By Jill Mehta


The Non-performing Asset (NPA) problem in Indian Banks has been surging since a few years and no efforts, until Insolvency and Bankruptcy Code’s (IBC) launch, have helped to lessen the burden of NPAs on banks’ balance sheets. In February this year, the Reserve Bank Of India scrapped all the mechanisms like Credit Debt Restructuring (CDR), Structuring of Stressed Assets (S4A), Strategic Debt Restructuring (SDR) etc. which further urged banks to develop a better solution. No doubt, the IBC is active and is on the pathway to solve the problems, but it is still a new framework, which in turn means that it will take some time in settling down with a robust execution plan. Hence, arising out of this need was a proposal suggested by Sunil Mehta (Non-executive Chairman Of Punjab National Bank) Committee which will be an inter-bank framework to manage banks’ NPAs with a resolution plan developed by the consortium of Banks themselves.


Here is how the committee proposes to segregate and deal with loans of varying levels:


The Asset Management Company (AMC) has to redeem the security issued to banks within 60 days. The new AMC-Alternative Investment Fund (AIF) has to own at least 76% stake in the asset.



Project Sashakt is a banker led initiative, hence the banks can mutually decide on the action plan to be undertaken for the NPA. Inter Creditor Agreement (ICA) will be ratified by The Board of Directors of the banks entering into the agreement which means banks are taking a conscious decision. It is a voluntary move rather than being a regulatory one like the Joint Lenders Forum (JLF).
The government is not going to interfere in the whole process, thereby leading to a solution that banks themselves are willing to accept.

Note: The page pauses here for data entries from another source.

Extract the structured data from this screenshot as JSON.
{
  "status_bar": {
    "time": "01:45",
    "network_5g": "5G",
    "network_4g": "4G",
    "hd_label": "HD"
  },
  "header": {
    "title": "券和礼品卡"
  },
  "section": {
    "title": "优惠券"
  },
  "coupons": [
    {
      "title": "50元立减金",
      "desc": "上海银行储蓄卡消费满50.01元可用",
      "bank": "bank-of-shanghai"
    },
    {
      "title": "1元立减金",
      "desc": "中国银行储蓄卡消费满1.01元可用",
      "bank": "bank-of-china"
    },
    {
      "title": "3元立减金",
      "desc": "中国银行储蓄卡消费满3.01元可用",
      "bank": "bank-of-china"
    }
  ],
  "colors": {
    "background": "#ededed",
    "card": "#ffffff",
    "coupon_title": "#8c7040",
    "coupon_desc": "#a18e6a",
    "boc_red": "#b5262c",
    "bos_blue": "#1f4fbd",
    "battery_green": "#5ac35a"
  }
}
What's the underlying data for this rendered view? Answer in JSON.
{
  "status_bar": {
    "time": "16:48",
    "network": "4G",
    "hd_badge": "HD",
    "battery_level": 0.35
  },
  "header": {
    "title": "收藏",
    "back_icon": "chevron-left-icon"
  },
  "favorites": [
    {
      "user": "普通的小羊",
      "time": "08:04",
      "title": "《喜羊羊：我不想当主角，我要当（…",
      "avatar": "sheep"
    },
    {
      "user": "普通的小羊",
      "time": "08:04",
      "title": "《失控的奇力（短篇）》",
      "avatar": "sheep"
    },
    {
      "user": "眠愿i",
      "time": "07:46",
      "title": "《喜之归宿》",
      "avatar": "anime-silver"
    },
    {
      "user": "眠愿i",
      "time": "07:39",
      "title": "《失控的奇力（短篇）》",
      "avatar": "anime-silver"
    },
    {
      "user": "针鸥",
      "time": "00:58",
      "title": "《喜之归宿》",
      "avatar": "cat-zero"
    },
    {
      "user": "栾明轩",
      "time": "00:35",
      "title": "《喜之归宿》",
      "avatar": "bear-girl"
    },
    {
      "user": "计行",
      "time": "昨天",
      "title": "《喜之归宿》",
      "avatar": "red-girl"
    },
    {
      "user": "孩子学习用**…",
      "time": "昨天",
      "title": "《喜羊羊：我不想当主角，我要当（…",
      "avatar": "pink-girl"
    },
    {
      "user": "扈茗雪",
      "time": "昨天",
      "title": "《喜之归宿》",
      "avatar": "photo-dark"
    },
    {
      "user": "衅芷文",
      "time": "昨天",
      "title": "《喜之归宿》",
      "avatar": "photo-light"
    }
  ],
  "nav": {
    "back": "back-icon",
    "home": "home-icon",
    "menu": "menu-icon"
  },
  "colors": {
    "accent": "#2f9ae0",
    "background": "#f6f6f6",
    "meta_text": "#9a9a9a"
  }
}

Lack of sufficient finances – The AMCs needs to raise money for the NPA’s which in itself is an obstacle given that there are not many takers for these stressed assets.

[Source: Bloomberg]


Deep Haircuts– The banks should be willing to take deep discounts for their NPAs in order for those to be sold.

Overlapping with IBC – RBI in its February circular said that all stressed assets worth more than 2000 crores if not resolved within 6 months should be taken to National Company Law Tribunal (NCLT). This accounts for about 70 big companies with loan amounting to Rs. 3.2 lakh crores. So Sashakt will essentially look into loans in SME sector with values less than 2000 crores.

Consensus on resolution plan– Some banks may have secured loan and others may have unsecured loan, therefore, to reach an agreement that takes into account the charges against the assets and to equalize the process for all banks remains a challenge.

Many banks have sold their assets to Asset Restructuring Companies (ARCs) so Inter Creditor Agreement should take into consideration the other institutes as well which own the NPAs.

Banks investing in AIF– No bank can contribute more than 10% in AIF and even so whatever amount has been contributed, the bank has to maintain a 150% capital charge.

49:51 – The deal is to get 51% of non-government ownership in AIF which is a huge challenge.
Pool of disbursed assets- Since NPA’s above 2000 crores are going to NCLT, the small loans which are spread over various banks might not be as attractive to the ARCs because they have to deal with a complex structure and less attractive amounts.


Project Sashakt, if well aligned to IBC, will clean up banks’ balance sheets. Though it is not a new framework in the first place – even earlier there have been efforts made to develop an AMC-ARC structure – the major difference this time is that the Inter creditor agreement is a stronger plan as compared to the earlier Joint Lenders forum (which was scrapped by RBI). Moreover, the time is ticking for NPAs that have stuck to the banks for so long. Essentially banks have only few options to resolve the whole mess –
1. IBC
2. Project Sashakt
3. Writing it off

Of course the better way would be to use the first two options rather than cutting down on their capital.


Disclaimer: The opinions expressed in this column are that of the writer. The facts and opinions expressed here do not reflect the views of IndusGuru Network Partners